This summer, major news outlets like the New York Times and CNN have featured some troubling news about the decline of public swimming pools around the United States, along with an increase in drownings. These statistics are trending with a changing climate, calling for more public pools to cool the masses, not fewer. The situation is discouraging.
It’s actually quite simple to see why this is happening. Those with access to private swimming have the power to divest in the public sector. Across the nation, there has been a steady decline in public investment in municipal swimming pools since the 1970s and swim safety education has taken a back seat. Meanwhile, there’s been an increase in private pool building, profit-driven water park developments, and exclusive community swim clubs that serve the haves, not the have nots. Further, the U.S. has no federal program to address drownings or bolster swim education in a meaningful way –—like with money.
The culmination of these factors places underprivileged communities at risk for fatal drowning accidents, leaving generations with marginal swim skills. Rural areas like ours are especially at risk because we are surrounded by natural open waters. Public investment, and more important, leadership is needed to offer this public service.

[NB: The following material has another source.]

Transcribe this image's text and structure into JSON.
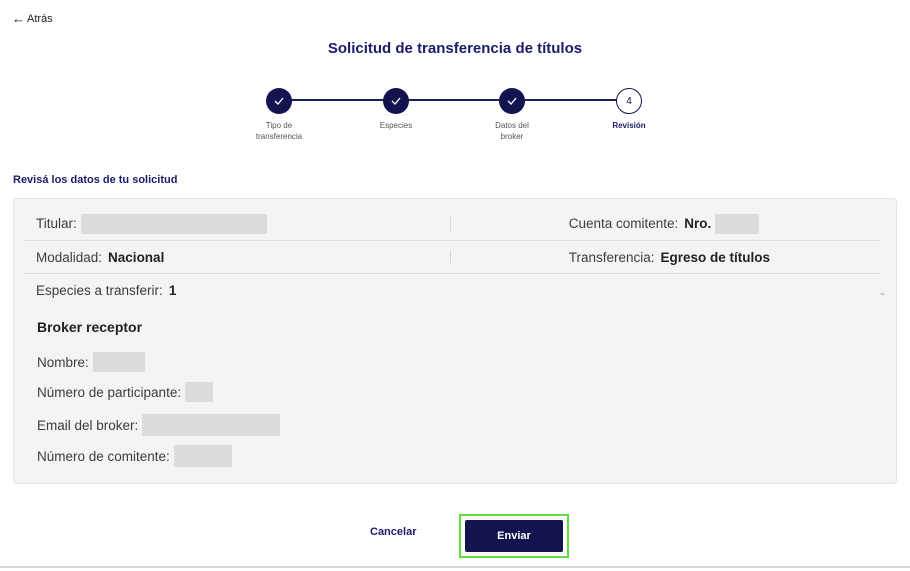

For the past 12 years I’ve been an active member of Friends of the Pool and as this season at the pool comes to a close, it marks a transition for me away from active board participation to a new career. In these past 12 years, I have become a citizen expert on things pool related. I’ve learned and heard a lot. People call me, email, text and stop me on the street to tell me what we should or shouldn’t do with or at the pool.
I have heard a lot of things. A few things I know for sure — we need to reach our Spanish-speaking families more effectively to teach swim lessons — we need a long-term funding stream to operate a pool — and we need to replace the Wagner Pool as soon as feasible. I believe Proposition 1 will provide a mechanism to enable all these things to happen.
Few doubt the importance or need for a community pool. Many have reservations or objections about the Methow Aquatics District, the levy, and the governance structure chosen to lead this effort. Many question the need for a year-round facility with two bodies of water. Friends of the Pool members and volunteers have answers to these concerns, and we are happy to talk. In coming weeks, we will be posted at farmers markets, info tables and begin canvassing. Look for us and let’s talk.
I believe we need to form this district to move the ball down the court. I am stepping away from the court, not because I want to, but because there are new players who have skills and experience, they can bring to the game. I’ll be watching in the sidelines, still cheering for Proposition 1, still answering questions and sharing what I’ve learned over the past 12 years with anyone who calls or texts me.